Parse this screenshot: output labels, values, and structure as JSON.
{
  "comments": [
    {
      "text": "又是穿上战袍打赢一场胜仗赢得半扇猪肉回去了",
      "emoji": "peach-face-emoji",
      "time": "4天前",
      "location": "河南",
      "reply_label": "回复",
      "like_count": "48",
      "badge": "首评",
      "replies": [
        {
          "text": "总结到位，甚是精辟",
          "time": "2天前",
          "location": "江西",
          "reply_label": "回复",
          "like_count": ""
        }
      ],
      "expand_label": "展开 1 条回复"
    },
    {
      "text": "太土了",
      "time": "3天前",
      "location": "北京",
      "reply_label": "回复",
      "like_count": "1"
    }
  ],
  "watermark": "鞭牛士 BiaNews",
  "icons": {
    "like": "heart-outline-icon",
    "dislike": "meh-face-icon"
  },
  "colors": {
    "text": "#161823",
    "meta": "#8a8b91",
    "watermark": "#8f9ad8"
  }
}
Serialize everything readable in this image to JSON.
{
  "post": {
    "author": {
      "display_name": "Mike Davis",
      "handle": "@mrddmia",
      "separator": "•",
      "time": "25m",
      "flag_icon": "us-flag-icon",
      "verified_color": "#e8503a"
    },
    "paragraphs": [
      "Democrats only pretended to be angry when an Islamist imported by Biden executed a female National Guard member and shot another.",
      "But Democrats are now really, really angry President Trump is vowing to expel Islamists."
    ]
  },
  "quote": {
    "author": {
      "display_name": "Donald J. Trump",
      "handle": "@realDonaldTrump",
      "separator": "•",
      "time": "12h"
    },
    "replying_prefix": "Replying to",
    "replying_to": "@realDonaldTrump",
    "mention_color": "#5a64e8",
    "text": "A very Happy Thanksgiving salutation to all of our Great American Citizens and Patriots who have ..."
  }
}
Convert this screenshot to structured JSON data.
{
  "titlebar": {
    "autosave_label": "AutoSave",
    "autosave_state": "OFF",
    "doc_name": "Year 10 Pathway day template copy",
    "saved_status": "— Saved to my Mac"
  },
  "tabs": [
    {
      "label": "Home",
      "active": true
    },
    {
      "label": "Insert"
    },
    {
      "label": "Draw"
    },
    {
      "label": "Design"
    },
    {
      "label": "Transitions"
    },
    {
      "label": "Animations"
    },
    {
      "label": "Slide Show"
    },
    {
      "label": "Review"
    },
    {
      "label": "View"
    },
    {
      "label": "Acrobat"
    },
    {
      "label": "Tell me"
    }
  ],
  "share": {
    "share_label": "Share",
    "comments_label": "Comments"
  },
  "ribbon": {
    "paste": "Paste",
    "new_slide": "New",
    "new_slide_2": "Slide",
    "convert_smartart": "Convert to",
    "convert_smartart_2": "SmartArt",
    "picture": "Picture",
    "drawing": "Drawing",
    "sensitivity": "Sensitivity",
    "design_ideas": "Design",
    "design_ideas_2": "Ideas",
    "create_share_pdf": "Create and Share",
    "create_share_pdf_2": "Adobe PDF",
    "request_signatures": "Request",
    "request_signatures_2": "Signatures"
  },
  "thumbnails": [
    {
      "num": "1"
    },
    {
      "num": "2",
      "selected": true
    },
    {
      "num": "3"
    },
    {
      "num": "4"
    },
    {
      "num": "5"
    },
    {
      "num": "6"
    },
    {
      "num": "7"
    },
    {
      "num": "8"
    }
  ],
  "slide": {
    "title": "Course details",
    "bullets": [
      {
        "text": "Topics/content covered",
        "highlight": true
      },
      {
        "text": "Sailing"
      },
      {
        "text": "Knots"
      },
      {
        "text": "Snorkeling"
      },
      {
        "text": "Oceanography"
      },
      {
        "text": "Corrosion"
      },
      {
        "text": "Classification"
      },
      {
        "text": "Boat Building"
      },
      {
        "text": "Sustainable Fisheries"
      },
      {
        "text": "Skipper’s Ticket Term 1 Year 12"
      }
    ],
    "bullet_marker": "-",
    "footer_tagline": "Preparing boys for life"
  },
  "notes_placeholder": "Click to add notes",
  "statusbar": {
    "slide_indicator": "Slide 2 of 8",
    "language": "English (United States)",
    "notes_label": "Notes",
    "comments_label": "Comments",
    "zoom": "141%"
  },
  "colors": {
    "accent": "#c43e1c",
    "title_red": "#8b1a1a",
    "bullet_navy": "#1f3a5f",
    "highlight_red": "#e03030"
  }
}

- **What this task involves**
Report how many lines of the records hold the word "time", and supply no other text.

- **Completed task**
5